"I've gradually gotten to the point where I only want to play songs that are fun to play," says Williams. "Maybe they aren't as cerebral as they once were. In the past, I've shown up to practice with all these complicated parts that we really have to pick apart to figure out what timing it's all in. But I think we've gotten better at making intelligent music and being subtle about it."
As Lefty's spent this spring caravaning around the country with hometown friends (and sporting Burning Brides T-shirts), the tour seemed true to its handle. It wasn't your everyday trek in support of a new record, it was a genuine awareness-builder for the Philly scene, and the bandmates describe being questioned post-show by crowd members who wanted to know what it was all about.
Williams says the lack of a common sound among Philly indie rock bands -- probably the scene's most fascinating aspect -- made it difficult for some people to grasp. "There's this perception that bands from Chicago sound like a certain thing, bands from D.C. sound like a certain thing," he says. "There really is no way to pigeonhole Philadelphia like that."
But he says the sonic disparity was reflected in the lineup, which ranged from the band's own "jump-around rock 'n' roll" to MPPA's elegant string-based chamber pop to McTear's acoustic folk with Bitter, Bitter Weeks.
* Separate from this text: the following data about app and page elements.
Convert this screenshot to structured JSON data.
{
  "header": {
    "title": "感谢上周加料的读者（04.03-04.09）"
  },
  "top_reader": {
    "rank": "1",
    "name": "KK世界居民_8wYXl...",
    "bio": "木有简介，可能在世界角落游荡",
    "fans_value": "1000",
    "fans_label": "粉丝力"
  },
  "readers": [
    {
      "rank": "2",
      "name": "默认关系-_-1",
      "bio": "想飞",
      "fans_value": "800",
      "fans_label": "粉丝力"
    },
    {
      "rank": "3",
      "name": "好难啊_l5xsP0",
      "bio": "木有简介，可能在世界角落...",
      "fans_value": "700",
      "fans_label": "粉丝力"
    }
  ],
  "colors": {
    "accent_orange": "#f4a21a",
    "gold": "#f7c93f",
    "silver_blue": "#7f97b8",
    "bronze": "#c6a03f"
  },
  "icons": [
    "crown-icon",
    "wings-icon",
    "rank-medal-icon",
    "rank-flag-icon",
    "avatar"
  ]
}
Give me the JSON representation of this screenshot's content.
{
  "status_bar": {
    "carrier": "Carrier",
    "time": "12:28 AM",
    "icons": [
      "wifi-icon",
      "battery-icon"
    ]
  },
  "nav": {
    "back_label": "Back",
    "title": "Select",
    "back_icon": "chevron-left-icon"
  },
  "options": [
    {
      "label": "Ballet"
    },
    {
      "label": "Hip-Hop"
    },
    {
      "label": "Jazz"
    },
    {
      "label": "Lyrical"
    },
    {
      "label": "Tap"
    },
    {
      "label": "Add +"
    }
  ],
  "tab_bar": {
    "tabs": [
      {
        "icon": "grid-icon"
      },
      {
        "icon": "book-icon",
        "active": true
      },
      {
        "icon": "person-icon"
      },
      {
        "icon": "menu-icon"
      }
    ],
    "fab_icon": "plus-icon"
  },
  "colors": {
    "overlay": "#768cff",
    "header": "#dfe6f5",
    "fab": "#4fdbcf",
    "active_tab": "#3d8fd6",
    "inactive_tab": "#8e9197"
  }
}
And, for the most part, Lefty's reports that the mix went over swimmingly.
"The audiences were surprisingly attentive for all three sets," says Muller. "They really did look at it as all one show. It gave the impression of Philadelphia being a cooperative place where people who didn't necessarily dress the same or listen to the same music can still share, um, a tour?"
The group collectively chuckles and Kennedy muses, "We're ambassadors."
Leftys Deceiver plays Fri., May 9, 9:30 p.m., $8, with Matt Pond PA and Bitter, Bitter Weeks, UACA Hall, 847 N. Franklin St., www.mypalgodrecords.com.